The Process is also integral to both my philosophy and therefore the culture I want to create. A process focused approach (last week’s blog subject) embodies so many of the positive building blocks of the coach-athlete relationship it for me is really essential. Our culture takes this into consideration and everything from goal setting, the vocabulary we use to how coaches and teammates handle wins and losses is subject to our process driven culture. It would be silly to leave this up to chance don’t you think?
A work in progress.
Before I met with my team yesterday I reviewed the characteristics I wanted to discuss with them. There are characteristic that are static that I truly believe are essential with every team– integrity, compassion, inclusion, work ethic, focus on the process and discipline. Then there are those characteristics that may be specific to a particular group. Because my team is young I felt that ‘mental toughness” should be a characteristic we strive to make our calling card. Ultimately, a team is a work in progress so therefore so should be the culture. We are always trying to improve our culture and instill a lofty set of characteristics. Culture is a work in progress and the core tenants are characteristics we aspire to daily. The next step in our process will be to define clearly what “mental toughness” looks like and how we can identify it. This will give the coaches and team an opportunity to identify situations where when a teammate exhibits a high level of mental toughness we can seize the teachable moment and make sure we point it out.
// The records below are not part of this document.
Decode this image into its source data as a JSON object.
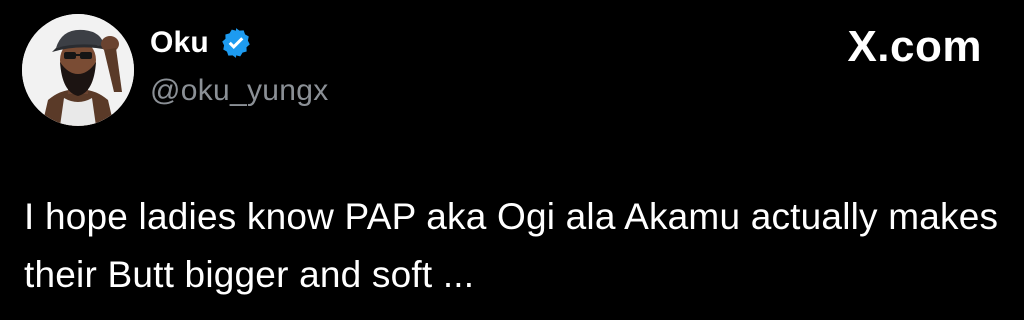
{
  "tweet": {
    "display_name": "Oku",
    "handle": "@oku_yungx",
    "verified": true,
    "verified_badge_icon": "verified-check-icon",
    "verified_badge_color": "#1d9bf0",
    "brand": "X.com",
    "text": "I hope ladies know PAP aka Ogi ala Akamu actually makes their Butt bigger and soft ...",
    "background_color": "#000000",
    "handle_color": "#8b9096"
  }
}
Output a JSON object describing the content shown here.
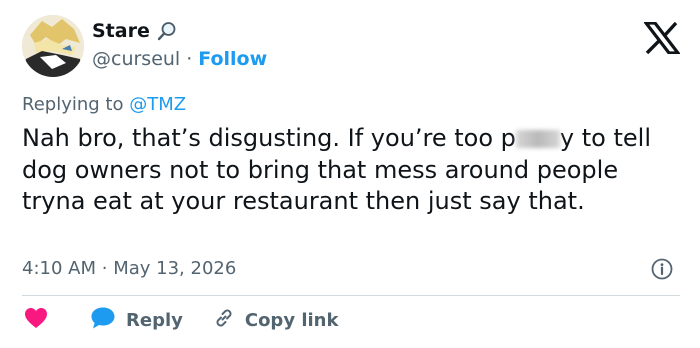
{
  "user": {
    "display_name": "Stare",
    "handle": "@curseul",
    "separator": "·",
    "follow_label": "Follow"
  },
  "reply_context": {
    "prefix": "Replying to ",
    "mention": "@TMZ"
  },
  "tweet": {
    "text_before": "Nah bro, that’s disgusting. If you’re too p",
    "text_after": "y to tell dog owners not to bring that mess around people tryna eat at your restaurant then just say that.",
    "time": "4:10 AM",
    "separator": "·",
    "date": "May 13, 2026"
  },
  "actions": {
    "reply_label": "Reply",
    "copy_link_label": "Copy link"
  },
  "colors": {
    "accent": "#1d9bf0",
    "like": "#f91880",
    "muted": "#536471",
    "text": "#0f1419",
    "divider": "#cfd9de"
  },
  "icons": [
    "magnifying-glass-icon",
    "x-logo-icon",
    "info-icon",
    "heart-icon",
    "speech-bubble-icon",
    "link-icon"
  ]
}
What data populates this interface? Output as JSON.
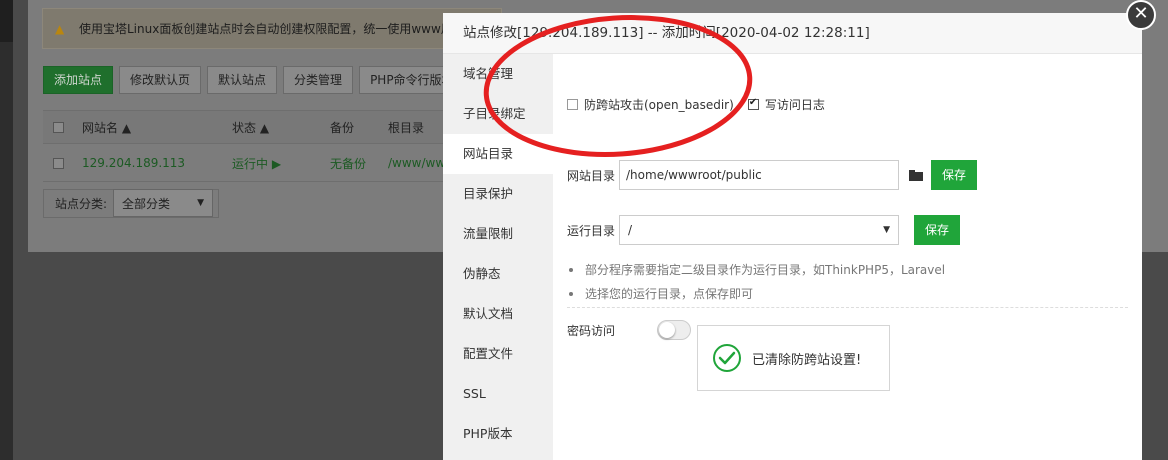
{
  "background": {
    "alert_text": "使用宝塔Linux面板创建站点时会自动创建权限配置，统一使用www用",
    "toolbar": [
      "添加站点",
      "修改默认页",
      "默认站点",
      "分类管理",
      "PHP命令行版本"
    ],
    "table_headers": {
      "name": "网站名 ▲",
      "status": "状态 ▲",
      "backup": "备份",
      "root": "根目录"
    },
    "row": {
      "name": "129.204.189.113",
      "status": "运行中 ▶",
      "backup": "无备份",
      "root": "/www/ww"
    },
    "filter": {
      "label": "站点分类:",
      "value": "全部分类"
    }
  },
  "modal": {
    "title": "站点修改[129.204.189.113] -- 添加时间[2020-04-02 12:28:11]",
    "nav": [
      "域名管理",
      "子目录绑定",
      "网站目录",
      "目录保护",
      "流量限制",
      "伪静态",
      "默认文档",
      "配置文件",
      "SSL",
      "PHP版本"
    ],
    "active_nav": "网站目录",
    "options": {
      "anti_cross": {
        "label": "防跨站攻击(open_basedir)",
        "checked": false
      },
      "access_log": {
        "label": "写访问日志",
        "checked": true
      }
    },
    "site_dir": {
      "label": "网站目录",
      "value": "/home/wwwroot/public",
      "save": "保存"
    },
    "run_dir": {
      "label": "运行目录",
      "value": "/",
      "save": "保存"
    },
    "tips": [
      "部分程序需要指定二级目录作为运行目录，如ThinkPHP5，Laravel",
      "选择您的运行目录，点保存即可"
    ],
    "password_access": {
      "label": "密码访问",
      "enabled": false
    },
    "toast": "已清除防跨站设置!"
  },
  "colors": {
    "accent_green": "#20a53a",
    "annotation_red": "#e52020"
  }
}
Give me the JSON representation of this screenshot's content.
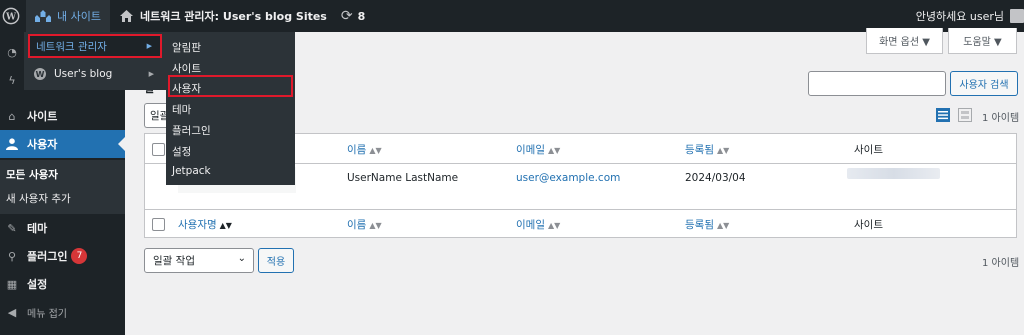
{
  "adminbar": {
    "wp_icon": "wordpress-icon",
    "my_sites": "내 사이트",
    "site_title": "네트워크 관리자: User's blog Sites",
    "updates_count": "8",
    "greeting": "안녕하세요 user님"
  },
  "menu_network": {
    "network_admin": "네트워크 관리자",
    "users_blog": "User's blog"
  },
  "menu_network_sub": {
    "items": [
      "알림판",
      "사이트",
      "사용자",
      "테마",
      "플러그인",
      "설정",
      "Jetpack"
    ]
  },
  "sidebar": {
    "sites": "사이트",
    "users": "사용자",
    "all_users": "모든 사용자",
    "add_user": "새 사용자 추가",
    "themes": "테마",
    "plugins": "플러그인",
    "plugins_badge": "7",
    "settings": "설정",
    "collapse": "메뉴 접기"
  },
  "toolbar": {
    "screen_options": "화면 옵션 ▼",
    "help": "도움말 ▼",
    "search_button": "사용자 검색",
    "bulk_partial": "일괄",
    "heading_partial": "일",
    "item_count": "1 아이템"
  },
  "table": {
    "headers": [
      "사용자명",
      "이름",
      "이메일",
      "등록됨",
      "사이트"
    ],
    "row": {
      "name": "UserName LastName",
      "email": "user@example.com",
      "registered": "2024/03/04"
    }
  },
  "bottom": {
    "bulk_action": "일괄 작업",
    "apply": "적용",
    "item_count": "1 아이템"
  }
}
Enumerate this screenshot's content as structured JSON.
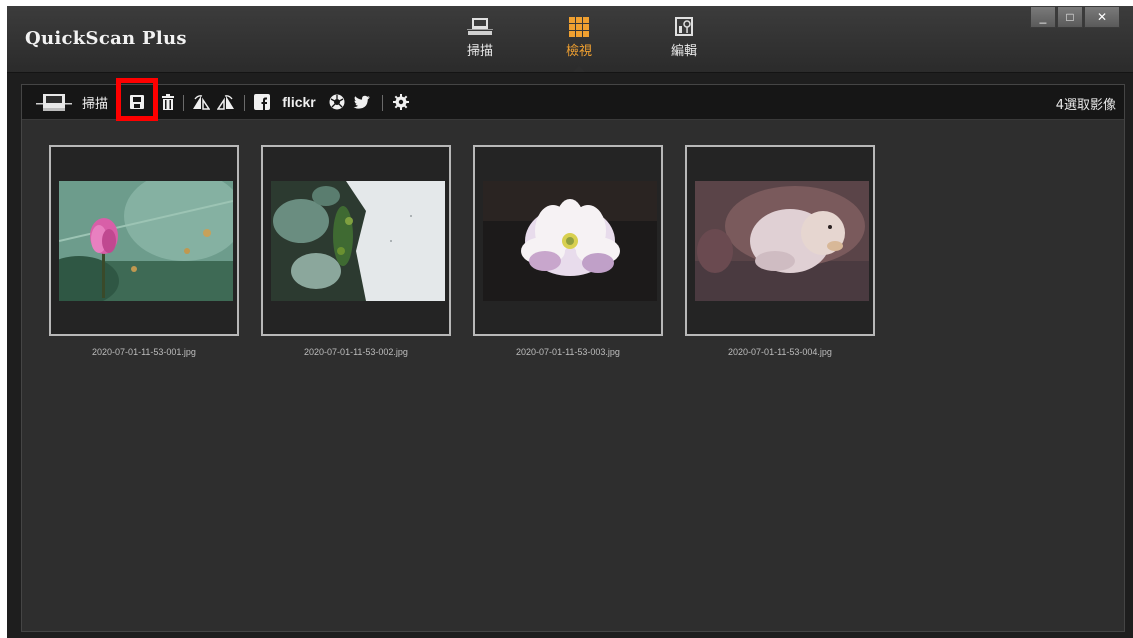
{
  "app": {
    "title": "QuickScan Plus"
  },
  "modes": [
    {
      "label": "掃描",
      "icon": "scanner-icon",
      "active": false
    },
    {
      "label": "檢視",
      "icon": "grid-view-icon",
      "active": true
    },
    {
      "label": "編輯",
      "icon": "edit-icon",
      "active": false
    }
  ],
  "window_controls": {
    "minimize": "_",
    "maximize": "□",
    "close": "✕"
  },
  "toolbar": {
    "scan_label": "掃描",
    "flickr_label": "flickr",
    "selection_count": "4選取影像"
  },
  "photos": [
    {
      "filename": "2020-07-01-11-53-001.jpg"
    },
    {
      "filename": "2020-07-01-11-53-002.jpg"
    },
    {
      "filename": "2020-07-01-11-53-003.jpg"
    },
    {
      "filename": "2020-07-01-11-53-004.jpg"
    }
  ],
  "colors": {
    "accent": "#f0a030",
    "highlight": "#ff0000"
  }
}
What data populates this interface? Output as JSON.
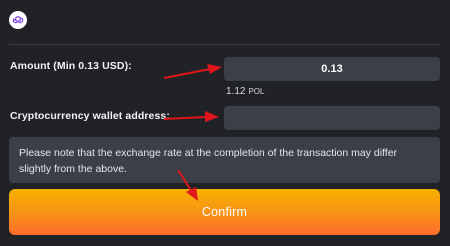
{
  "header": {
    "network_icon": "polygon-icon"
  },
  "form": {
    "amount_label": "Amount (Min 0.13 USD):",
    "amount_value": "0.13",
    "converted_amount": "1.12",
    "converted_unit": "POL",
    "wallet_label": "Cryptocurrency wallet address:",
    "wallet_value": ""
  },
  "note": {
    "text": "Please note that the exchange rate at the completion of the transaction may differ slightly from the above."
  },
  "confirm": {
    "label": "Confirm"
  },
  "colors": {
    "background": "#202226",
    "field": "#3b3f47",
    "button_top": "#f6b000",
    "button_bottom": "#ff6b2c",
    "arrow": "#e0161b",
    "icon": "#8247e5"
  }
}
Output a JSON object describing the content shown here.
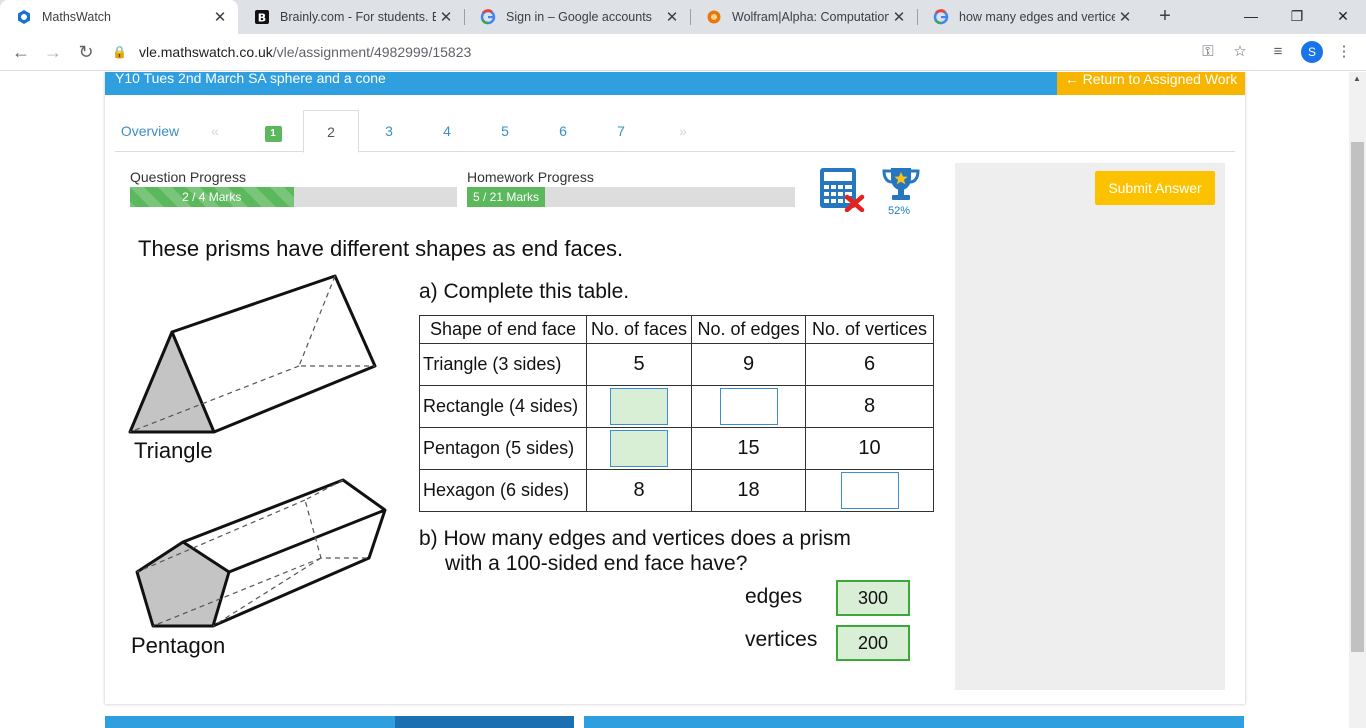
{
  "browser": {
    "tabs": [
      {
        "title": "MathsWatch",
        "icon": "mathswatch-icon",
        "active": true
      },
      {
        "title": "Brainly.com - For students. By students.",
        "icon": "brainly-icon",
        "active": false
      },
      {
        "title": "Sign in – Google accounts",
        "icon": "google-icon",
        "active": false
      },
      {
        "title": "Wolfram|Alpha: Computational Intelligence",
        "icon": "wolfram-icon",
        "active": false
      },
      {
        "title": "how many edges and vertices does a",
        "icon": "google-icon",
        "active": false
      }
    ],
    "close_glyph": "✕",
    "new_tab_glyph": "+",
    "url_host": "vle.mathswatch.co.uk",
    "url_path": "/vle/assignment/4982999/15823",
    "profile_initial": "S"
  },
  "assignment": {
    "title": "Y10 Tues 2nd March SA sphere and a cone",
    "return_label": "← Return to Assigned Work",
    "tabs": {
      "overview": "Overview",
      "prev": "«",
      "q1": "1",
      "q2": "2",
      "q3": "3",
      "q4": "4",
      "q5": "5",
      "q6": "6",
      "q7": "7",
      "next": "»"
    },
    "question_progress": {
      "label": "Question Progress",
      "text": "2 / 4 Marks",
      "fraction": 0.5
    },
    "homework_progress": {
      "label": "Homework Progress",
      "text": "5 / 21 Marks",
      "fraction": 0.238
    },
    "trophy_percent": "52%",
    "submit_label": "Submit Answer"
  },
  "question": {
    "intro": "These prisms have different shapes as end faces.",
    "part_a": "a) Complete this table.",
    "headers": [
      "Shape of end face",
      "No. of faces",
      "No. of edges",
      "No. of vertices"
    ],
    "rows": [
      {
        "shape": "Triangle (3 sides)",
        "faces": "5",
        "edges": "9",
        "vertices": "6"
      },
      {
        "shape": "Rectangle (4 sides)",
        "faces": "",
        "edges": "",
        "vertices": "8"
      },
      {
        "shape": "Pentagon (5 sides)",
        "faces": "",
        "edges": "15",
        "vertices": "10"
      },
      {
        "shape": "Hexagon (6 sides)",
        "faces": "8",
        "edges": "18",
        "vertices": ""
      }
    ],
    "triangle_label": "Triangle",
    "pentagon_label": "Pentagon",
    "part_b_line1": "b) How many edges and vertices does a prism",
    "part_b_line2": "with a 100-sided end face have?",
    "edges_label": "edges",
    "edges_value": "300",
    "vertices_label": "vertices",
    "vertices_value": "200"
  },
  "colors": {
    "header_blue": "#2f9fe0",
    "return_orange": "#f7b500",
    "progress_green": "#5cb85c",
    "submit_yellow": "#fcc200",
    "answer_fill": "#d8efd6"
  }
}
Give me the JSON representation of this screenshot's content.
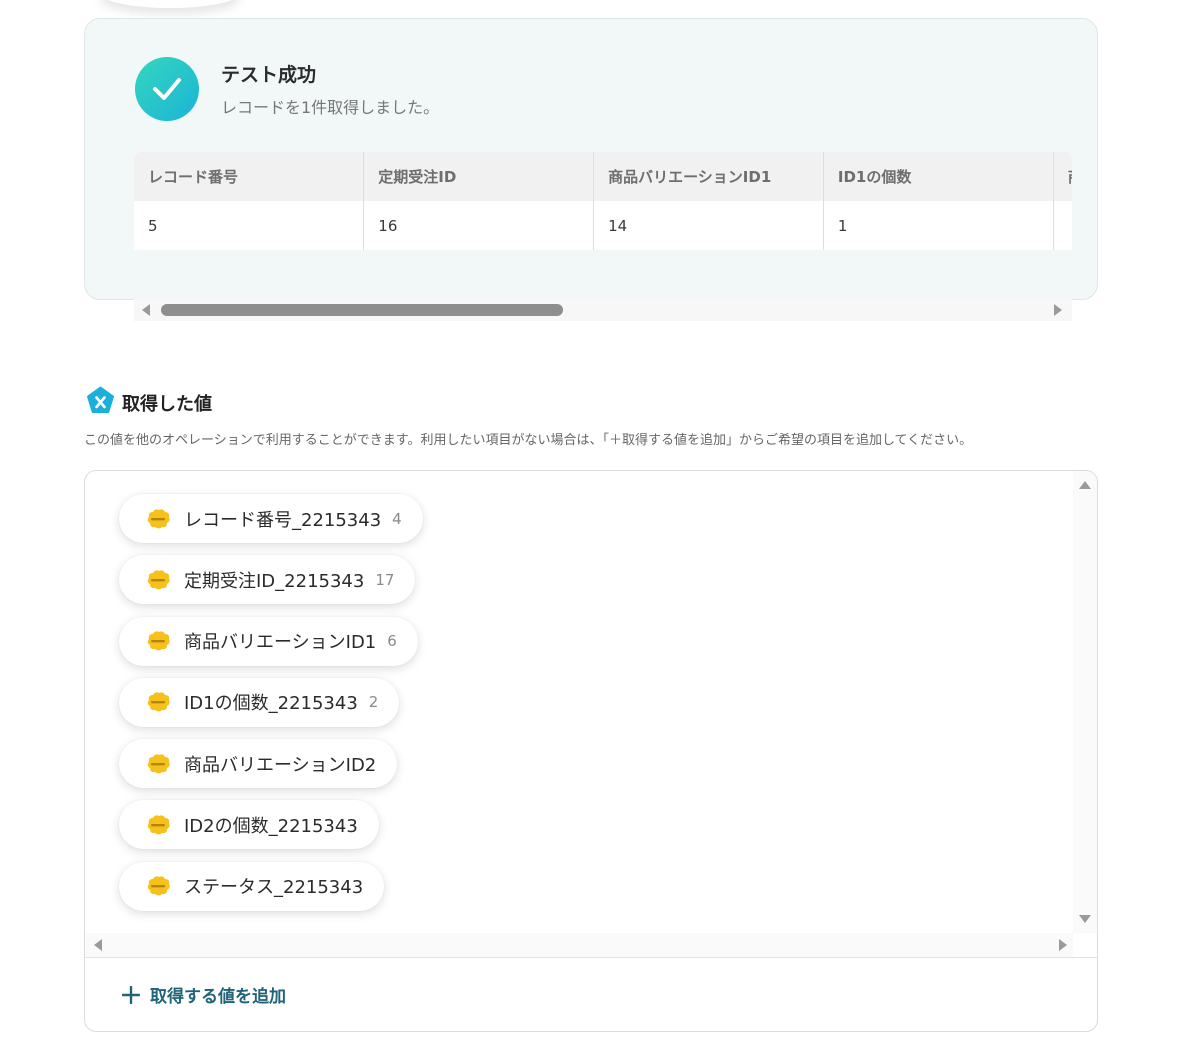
{
  "result": {
    "title": "テスト成功",
    "message": "レコードを1件取得しました。",
    "table": {
      "headers": [
        "レコード番号",
        "定期受注ID",
        "商品バリエーションID1",
        "ID1の個数",
        "商"
      ],
      "rows": [
        [
          "5",
          "16",
          "14",
          "1",
          ""
        ]
      ]
    }
  },
  "acquired": {
    "title": "取得した値",
    "description": "この値を他のオペレーションで利用することができます。利用したい項目がない場合は、「＋取得する値を追加」からご希望の項目を追加してください。",
    "items": [
      {
        "label": "レコード番号_2215343",
        "value": "4"
      },
      {
        "label": "定期受注ID_2215343",
        "value": "17"
      },
      {
        "label": "商品バリエーションID1",
        "value": "6"
      },
      {
        "label": "ID1の個数_2215343",
        "value": "2"
      },
      {
        "label": "商品バリエーションID2",
        "value": ""
      },
      {
        "label": "ID2の個数_2215343",
        "value": ""
      },
      {
        "label": "ステータス_2215343",
        "value": ""
      }
    ],
    "item_icon": "kintone-icon",
    "add_button_label": "取得する値を追加"
  },
  "colors": {
    "success_gradient_start": "#35d6bf",
    "success_gradient_end": "#1bb4d6",
    "card_background": "#f1f8f7",
    "accent_text": "#1f6478",
    "kintone_yellow": "#f7c11c"
  }
}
I have never been in the Penn State Wrestling room nor have I spent any time with their team. As a spectator and observer from afar it seems to me they have a great culture. They seem to enjoy what they do, have a positive spirit in their work and truly respect one another. At this past season’s NCAA Wrestling Tournament on Saturday before the medal matches I stood behind them in a cafe while waiting for our breakfast. I noticed a couple things. They were very considerate of others, were very humble when complimented by others, they seemed real comfortable around each other and they went out of their way to help each other. Isn’t that what great teams do? It left a mark on me and I couldn’t wait to come back and share my observations with my team.
Culture is a tangible element that can be felt, seen, heard upon spending time in your team’s environment. If you want to know a part of your teams culture walk into the locker room, sit on the bench, close your eyes and listen to the conversations. Than go into your office and ask yourself, “What do I want my team to look like today?”
Since your painting pictures in your mind I will leave you with these awesome ending lyrics of Angel from Montgomery.
“There’s flys in the kitchen I can hear’em there buzzing.
And I ain’t done nothing since I woke up today.
How the hell can a person go to work in the morning
And come home in the evening and have nothing to say?”